Try it:
The records below are to be written out again, exactly as they appear.

Data for analysis:
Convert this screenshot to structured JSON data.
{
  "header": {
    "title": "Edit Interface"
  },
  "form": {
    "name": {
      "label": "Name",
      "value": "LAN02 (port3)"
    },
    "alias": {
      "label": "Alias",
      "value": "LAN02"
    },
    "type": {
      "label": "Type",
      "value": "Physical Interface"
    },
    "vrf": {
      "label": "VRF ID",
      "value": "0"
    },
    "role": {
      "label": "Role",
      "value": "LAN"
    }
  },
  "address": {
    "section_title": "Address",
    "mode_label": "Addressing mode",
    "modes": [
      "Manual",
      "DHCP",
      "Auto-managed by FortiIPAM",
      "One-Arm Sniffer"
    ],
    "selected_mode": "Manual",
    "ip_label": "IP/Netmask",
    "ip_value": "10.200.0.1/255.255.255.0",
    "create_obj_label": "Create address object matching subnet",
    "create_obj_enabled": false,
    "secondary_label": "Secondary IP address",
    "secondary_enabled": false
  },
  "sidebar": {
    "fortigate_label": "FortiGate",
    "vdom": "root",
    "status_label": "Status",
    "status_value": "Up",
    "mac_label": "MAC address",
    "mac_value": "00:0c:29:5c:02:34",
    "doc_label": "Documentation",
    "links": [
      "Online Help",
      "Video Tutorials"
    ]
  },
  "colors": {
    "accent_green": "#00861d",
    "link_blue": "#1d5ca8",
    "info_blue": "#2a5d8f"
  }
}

Problem solution:
Convert this screenshot to structured JSON data.
{
  "header": {
    "title": "Edit Interface"
  },
  "form": {
    "name": {
      "label": "Name",
      "value": "LAN02 (port3)"
    },
    "alias": {
      "label": "Alias",
      "value": "LAN02"
    },
    "type": {
      "label": "Type",
      "value": "Physical Interface"
    },
    "vrf": {
      "label": "VRF ID",
      "value": "0"
    },
    "role": {
      "label": "Role",
      "value": "LAN"
    }
  },
  "address": {
    "section_title": "Address",
    "mode_label": "Addressing mode",
    "modes": [
      "Manual",
      "DHCP",
      "Auto-managed by FortiIPAM",
      "One-Arm Sniffer"
    ],
    "selected_mode": "Manual",
    "ip_label": "IP/Netmask",
    "ip_value": "10.200.0.1/255.255.255.0",
    "create_obj_label": "Create address object matching subnet",
    "create_obj_enabled": false,
    "secondary_label": "Secondary IP address",
    "secondary_enabled": false
  },
  "sidebar": {
    "fortigate_label": "FortiGate",
    "vdom": "root",
    "status_label": "Status",
    "status_value": "Up",
    "mac_label": "MAC address",
    "mac_value": "00:0c:29:5c:02:34",
    "doc_label": "Documentation",
    "links": [
      "Online Help",
      "Video Tutorials"
    ]
  },
  "colors": {
    "accent_green": "#00861d",
    "link_blue": "#1d5ca8",
    "info_blue": "#2a5d8f"
  }
}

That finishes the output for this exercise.